In Last Tango there is a quite plain idea—it’s very nearly a film with a message: sex as an instrument of power divorced from tenderness or curiosity results in chaos and despair.
Last Tango in Paris (1972)
What is particularly striking about the film, once we get over the sight of Marlon Brando performing anal sex, is that it is, in disguise, the most political of Bertolucci’s films so far—his most ambitious attempt to integrate Marx and Freud.
Last Tango in Paris is an important film because of the way it deals with film history. By showing the inadequacy of and parodying two recent influential film styles, 1950s Hollywood and French New Wave, Bertolucci critiques and condemns the outmoded ideas and attitudes which informed these styles.

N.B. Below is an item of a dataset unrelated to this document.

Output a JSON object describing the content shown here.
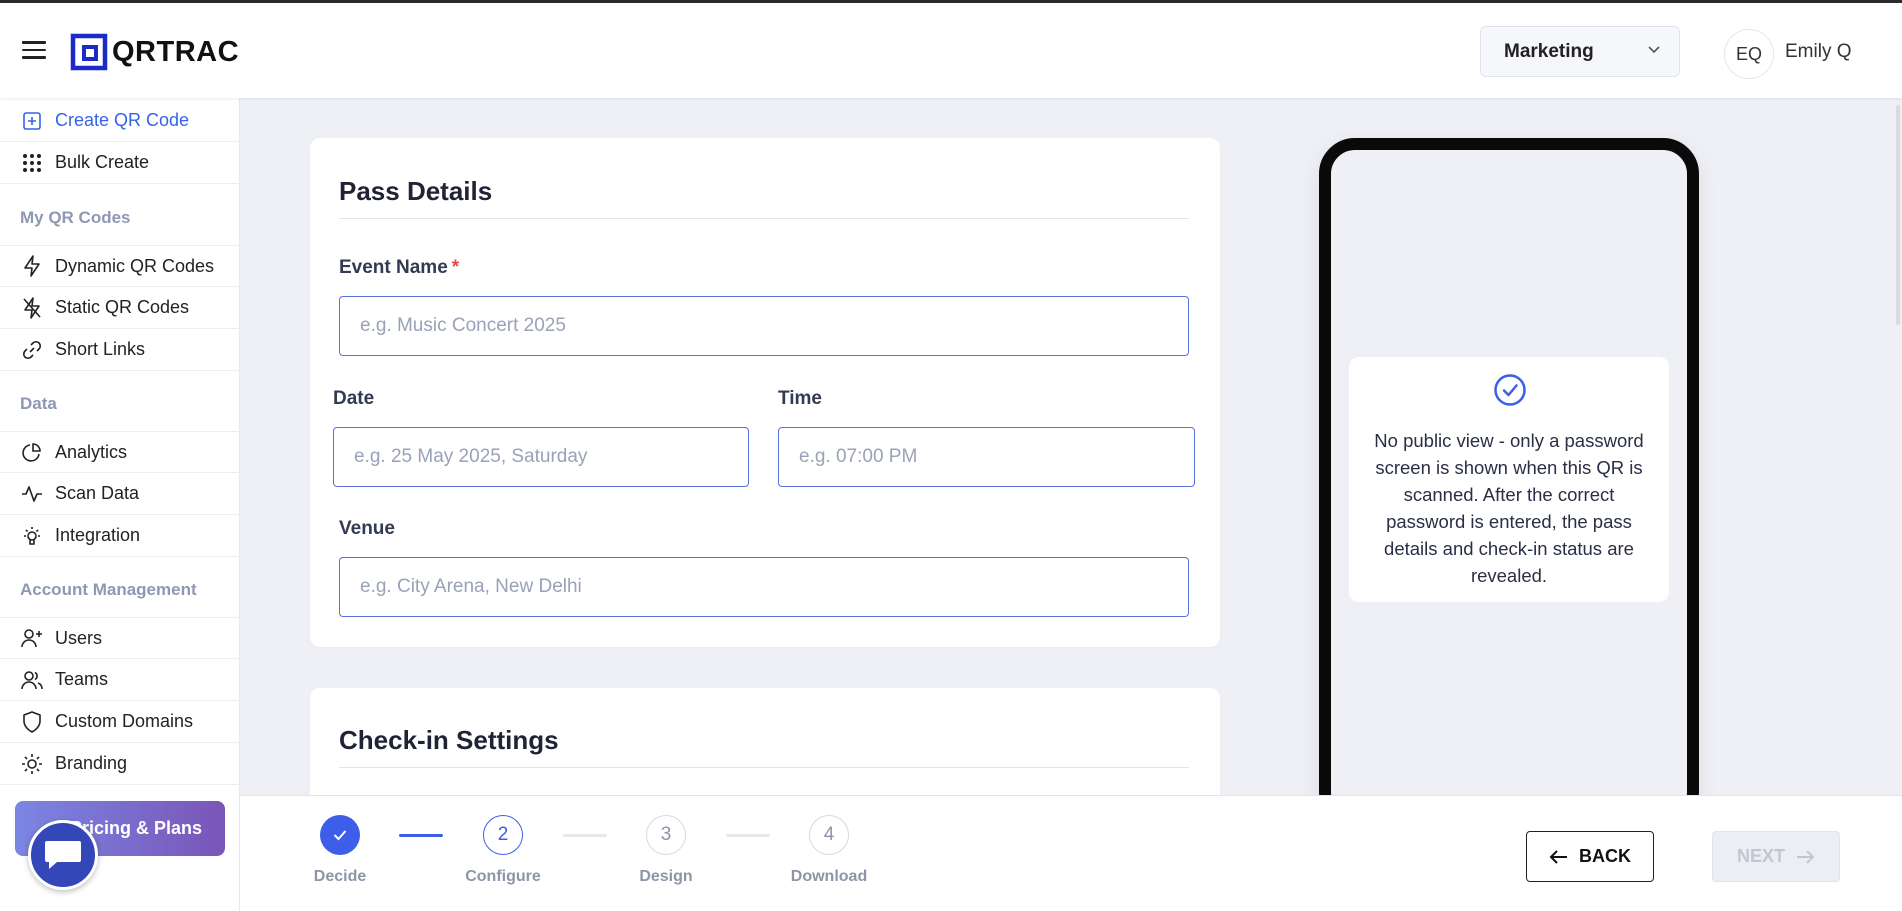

In this review of Last Tango in Paris, Norman Mailer offers an extensive critique of Bertolucci’s film on the basis of Marlon Brando’s compromised acting.

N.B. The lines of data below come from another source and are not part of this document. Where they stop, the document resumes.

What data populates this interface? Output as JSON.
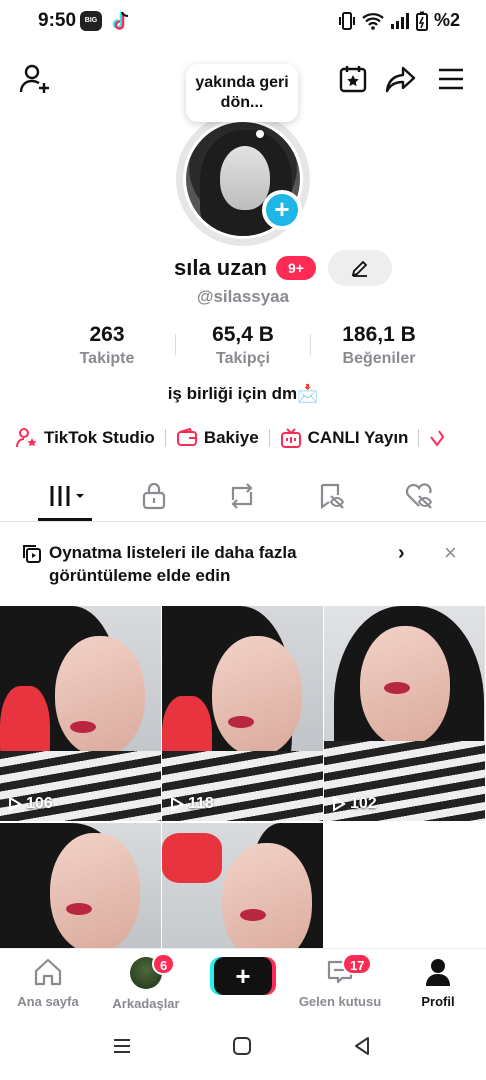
{
  "status_bar": {
    "time": "9:50",
    "app1_label": "BIG",
    "battery_text": "%2"
  },
  "header": {
    "add_friend": "add-person-icon",
    "calendar": "calendar-star-icon",
    "share": "share-icon",
    "menu": "menu-icon"
  },
  "profile": {
    "bubble_text": "yakında geri dön...",
    "name": "sıla uzan",
    "name_badge": "9+",
    "handle": "@silassyaa",
    "bio": "iş birliği için dm📩"
  },
  "stats": [
    {
      "value": "263",
      "label": "Takipte"
    },
    {
      "value": "65,4 B",
      "label": "Takipçi"
    },
    {
      "value": "186,1 B",
      "label": "Beğeniler"
    }
  ],
  "shortcuts": [
    {
      "label": "TikTok Studio",
      "icon": "person-star-icon"
    },
    {
      "label": "Bakiye",
      "icon": "wallet-icon"
    },
    {
      "label": "CANLI Yayın",
      "icon": "live-tv-icon"
    }
  ],
  "tabs": [
    "videos-grid",
    "private-lock",
    "reposts",
    "favorites-eye-off",
    "liked-eye-off"
  ],
  "banner": {
    "text": "Oynatma listeleri ile daha fazla görüntüleme elde edin"
  },
  "videos": [
    {
      "views": "106"
    },
    {
      "views": "118"
    },
    {
      "views": "102"
    },
    {
      "views": ""
    },
    {
      "views": ""
    }
  ],
  "bottom_nav": [
    {
      "label": "Ana sayfa",
      "icon": "home-icon"
    },
    {
      "label": "Arkadaşlar",
      "badge": "6"
    },
    {
      "label": "",
      "icon": "create-icon"
    },
    {
      "label": "Gelen kutusu",
      "badge": "17"
    },
    {
      "label": "Profil",
      "icon": "profile-icon"
    }
  ],
  "colors": {
    "accent": "#fe2c55",
    "cyan": "#25f4ee",
    "plus_blue": "#1fb6e8",
    "muted": "#8a8b91"
  }
}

The following review, one of the most renowned in the history of film criticism, appeared in The New Yorker magazine on October 28, 1972
by Bosley Crowther The vast attention that Bernardo Bertolucci’s Last Tango in Paris received while it was several months in the making and when it